40 General Dynamics Corp.

Falls Church, VA

41 Toyota Motor

Sales USA Inc.

Torrance, CA

42 IBM

Armonk, NY

43 Bosch Rexroth Corp.

Hoffman Estates, IL

44 Hamilton Sundstrand

and Corp.

Windsor Locks, CT

45 Ametek Inc.

Paoli, PA

46 Sanmina-SCI Corp.

San Jose, CA

47 Kohler Co.

Kohler, WI

48 Valeo Inc.

Auburn Hills, MI

49 Ingersoll-Rand Co. Ltd.

Woodcliff Lake, NJ

50 3M Co.

St. Paul, MN

51 Trane

Piscataway, NJ

52 ArvinMeritor

Troy, MI

53 GKN Automotive Inc.

Timberlake, NC

54 Maytag Corp.

Newton, IA

55 Emerson Electric Co.

St. Louis

56 Harley-Davidson


57 BAE Systems

Rockville, MD

58 Textron Inc.

Providence, RI

59 L-3 Communications Holdings Inc.

New York

60 Square D Co.

Palatine, IL

61 Boston Scientific Corp.

Natick, MA

62 Mack Trucks Inc.

Allentown, PA

63 Becton, Dickinson and Co.

Franklin Lakes, NJ

64 Rolls-Royce Corp.


65 International Truck & Engine Corp.

Warrenville, IL

66 Applied Materials Inc.

Santa Clara, CA

67 Tecumseh Products Co.

Tecumseh, MI

68 Nissan North

America Inc.

Gardena, CA

69 Kennametal Inc.

Latrobe, PA

70 Pall Corp.

East Hills, NY

71 ABB Inc.

Norwalk, CT

72 Continental Teves Inc.

Auburn Hills, MI

73 Rexnord Industries Inc.


74 Teledyne

Technologies Inc.

Los Angeles

75 Cessna Aircraft Co.

Wichita, KS

76 Sony Corp. of America

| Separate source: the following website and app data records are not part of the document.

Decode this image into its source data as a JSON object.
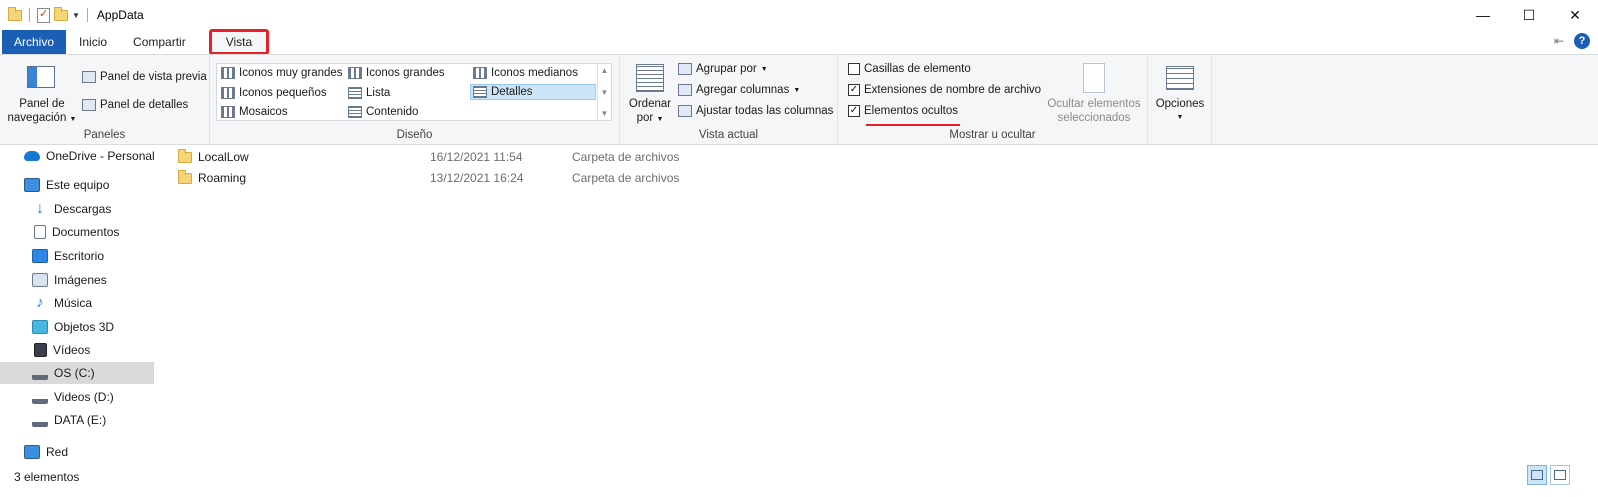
{
  "window": {
    "title": "AppData",
    "controls": {
      "minimize": "—",
      "maximize": "☐",
      "close": "✕"
    }
  },
  "tabs": [
    {
      "label": "Archivo"
    },
    {
      "label": "Inicio"
    },
    {
      "label": "Compartir"
    },
    {
      "label": "Vista"
    }
  ],
  "ribbon": {
    "panes": {
      "nav_pane_line1": "Panel de",
      "nav_pane_line2": "navegación",
      "preview_pane": "Panel de vista previa",
      "details_pane": "Panel de detalles",
      "group_label": "Paneles"
    },
    "layout": {
      "items": [
        "Iconos muy grandes",
        "Iconos grandes",
        "Iconos medianos",
        "Iconos pequeños",
        "Lista",
        "Detalles",
        "Mosaicos",
        "Contenido"
      ],
      "selected": "Detalles",
      "group_label": "Diseño"
    },
    "current_view": {
      "sort_line1": "Ordenar",
      "sort_line2": "por",
      "group_by": "Agrupar por",
      "add_columns": "Agregar columnas",
      "fit_columns": "Ajustar todas las columnas",
      "group_label": "Vista actual"
    },
    "show_hide": {
      "item_checkboxes": {
        "label": "Casillas de elemento",
        "checked": false
      },
      "file_extensions": {
        "label": "Extensiones de nombre de archivo",
        "checked": true
      },
      "hidden_items": {
        "label": "Elementos ocultos",
        "checked": true
      },
      "hide_selected_line1": "Ocultar elementos",
      "hide_selected_line2": "seleccionados",
      "group_label": "Mostrar u ocultar"
    },
    "options": {
      "label": "Opciones"
    }
  },
  "nav": {
    "items": [
      {
        "label": "OneDrive - Personal",
        "icon": "onedrive-icon"
      },
      {
        "label": "Este equipo",
        "icon": "pc-icon"
      },
      {
        "label": "Descargas",
        "icon": "download-icon"
      },
      {
        "label": "Documentos",
        "icon": "documents-icon"
      },
      {
        "label": "Escritorio",
        "icon": "desktop-icon"
      },
      {
        "label": "Imágenes",
        "icon": "pictures-icon"
      },
      {
        "label": "Música",
        "icon": "music-icon"
      },
      {
        "label": "Objetos 3D",
        "icon": "3d-objects-icon"
      },
      {
        "label": "Vídeos",
        "icon": "videos-icon"
      },
      {
        "label": "OS (C:)",
        "icon": "drive-icon"
      },
      {
        "label": "Videos (D:)",
        "icon": "drive-icon"
      },
      {
        "label": "DATA (E:)",
        "icon": "drive-icon"
      },
      {
        "label": "Red",
        "icon": "network-icon"
      }
    ],
    "selected": "OS (C:)"
  },
  "files": [
    {
      "name": "LocalLow",
      "date": "16/12/2021 11:54",
      "type": "Carpeta de archivos"
    },
    {
      "name": "Roaming",
      "date": "13/12/2021 16:24",
      "type": "Carpeta de archivos"
    }
  ],
  "status": {
    "count": "3 elementos"
  },
  "colors": {
    "accent": "#1a5fb4",
    "highlight": "#e8202a",
    "selection": "#cce4f7"
  }
}
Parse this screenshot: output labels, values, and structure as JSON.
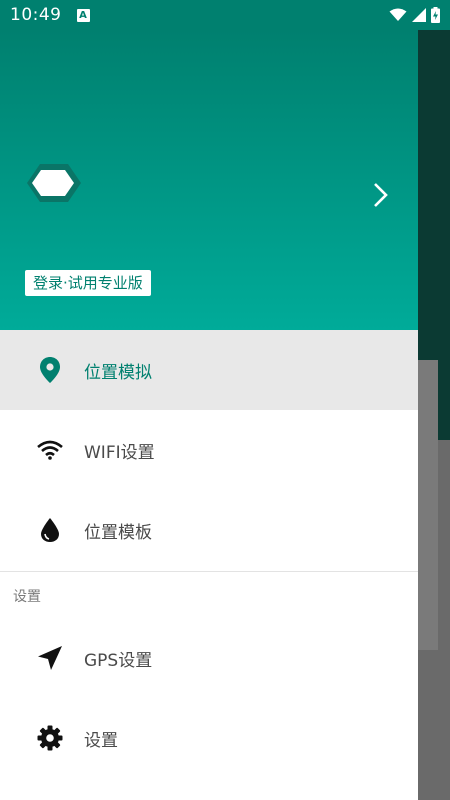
{
  "status_bar": {
    "time": "10:49",
    "indicator": "A",
    "icons": [
      "wifi-icon",
      "signal-icon",
      "battery-charging-icon"
    ]
  },
  "drawer": {
    "header": {
      "avatar_icon": "hexagon-avatar-icon",
      "login_label": "登录·试用专业版",
      "chevron_icon": "chevron-right-icon"
    },
    "items": [
      {
        "label": "位置模拟",
        "icon": "location-pin-icon",
        "active": true
      },
      {
        "label": "WIFI设置",
        "icon": "wifi-icon",
        "active": false
      },
      {
        "label": "位置模板",
        "icon": "water-drop-icon",
        "active": false
      }
    ],
    "section_title": "设置",
    "settings_items": [
      {
        "label": "GPS设置",
        "icon": "navigation-arrow-icon"
      },
      {
        "label": "设置",
        "icon": "gear-icon"
      }
    ]
  },
  "colors": {
    "primary": "#00806f",
    "primary_light": "#00ab99",
    "active_bg": "#e8e8e8"
  }
}
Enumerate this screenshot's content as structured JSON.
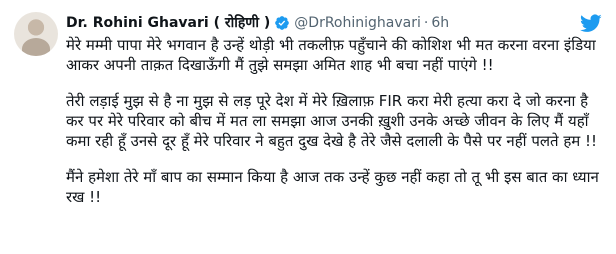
{
  "tweet": {
    "author_name": "Dr. Rohini Ghavari ( रोहिणी )",
    "handle": "@DrRohinighavari",
    "separator": "·",
    "timestamp": "6h",
    "verified_icon": "verified-badge-icon",
    "logo_icon": "twitter-bird-icon",
    "paragraphs": [
      "मेरे मम्मी पापा मेरे भगवान है उन्हें थोड़ी भी तकलीफ़ पहुँचाने की कोशिश भी मत करना वरना इंडिया आकर अपनी ताक़त दिखाऊँगी मैं तुझे समझा अमित शाह भी बचा नहीं पाएंगे !!",
      "तेरी लड़ाई मुझ से है ना मुझ से लड़ पूरे देश में मेरे ख़िलाफ़ FIR करा मेरी हत्या करा दे जो करना है कर पर मेरे परिवार को बीच में मत ला समझा आज उनकी ख़ुशी उनके अच्छे जीवन के लिए मैं यहाँ कमा रही हूँ उनसे दूर हूँ मेरे परिवार ने बहुत दुख देखे है तेरे जैसे दलाली के पैसे पर नहीं पलते हम !!",
      "मैंने हमेशा तेरे माँ बाप का सम्मान किया है आज तक उन्हें कुछ नहीं कहा तो तू भी इस बात का ध्यान रख !!"
    ]
  },
  "colors": {
    "text_primary": "#0f1419",
    "text_secondary": "#536471",
    "verified_blue": "#1d9bf0",
    "twitter_blue": "#1d9bf0",
    "background": "#ffffff"
  }
}
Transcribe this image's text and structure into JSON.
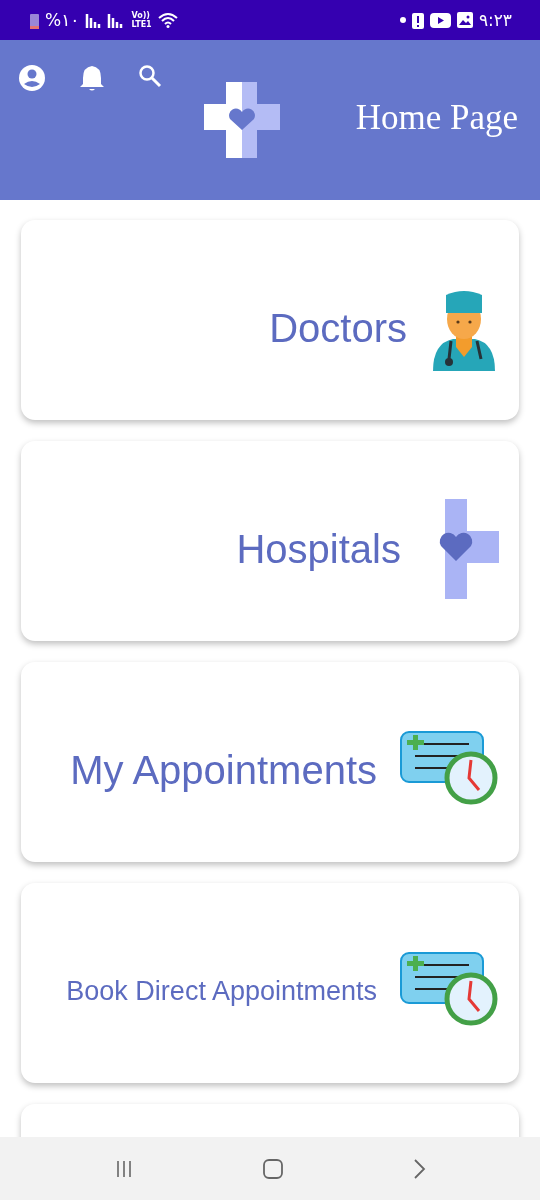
{
  "status_bar": {
    "battery": "%١٠",
    "network": [
      "Vo))",
      "LTE1"
    ],
    "time": "٩:٢٣"
  },
  "header": {
    "title": "Home Page"
  },
  "cards": [
    {
      "kind": "doctor",
      "title": "Doctors"
    },
    {
      "kind": "hospital",
      "title": "Hospitals"
    },
    {
      "kind": "appointment",
      "title": "My Appointments"
    },
    {
      "kind": "appointment",
      "title": "Book Direct Appointments"
    },
    {
      "kind": "blank"
    }
  ]
}
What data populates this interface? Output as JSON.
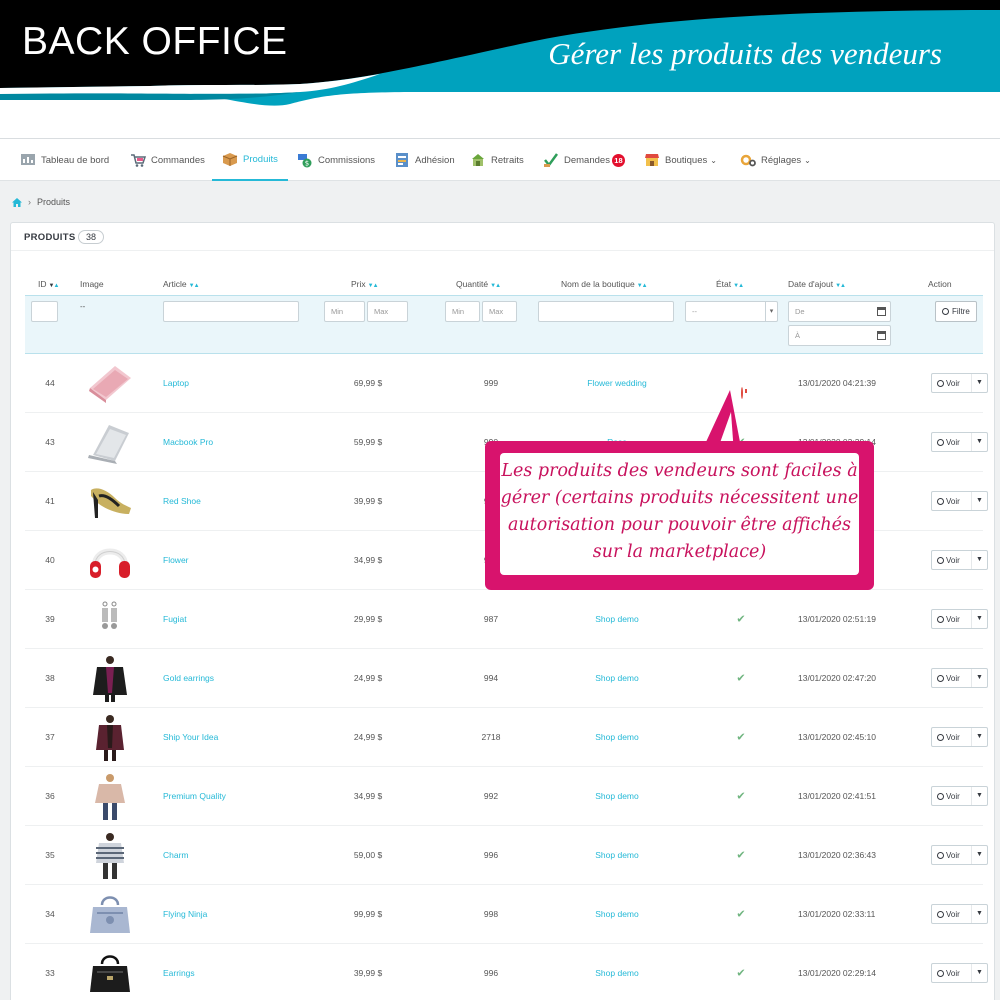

New York

77 Zimmer Holdings Inc.

Warsaw, IN

78 Hayes Lemmerz International Inc.

Northville, MI

79 Howmet Castings


80 Molex Inc.

Lisle, IL

81 Texas Instruments Inc.


82 Abbott Laboratories

Abbott Park, IL

83 Modine Manufacturing Co.

Racine, WI

84 Moog Inc.

East Aurora, IL

85 Xerox Corp.

Stamford, CT

86 AK Steel Holding Corp.

Middletown, OH

87 Mitsubishi International Corp.

New York

88 Tenneco Automotive Inc.

Lake Forest, IL

89 Electrolux Home Products-North America

Augusta, GA

90 Flowserve Corp.

Irving, TX

91 Hutchinson Technology Inc.

Hutchinson, MN

92 Seagate Technology

Scotts Valley, CA

93 Bombardier Inc.


94 CNH


95 Intel Corp.

Santa Clara, CA

96 St. Jude Medical Inc.

St. Paul, MN

97 Agilent Technologies Inc.

Palo Alto, CA

98 Beckman Coulter Inc.

Fullerton, CA

99 Haldex AB

Stockholm, Sweden

100 Osram Sylvania Inc.

Danvers, MA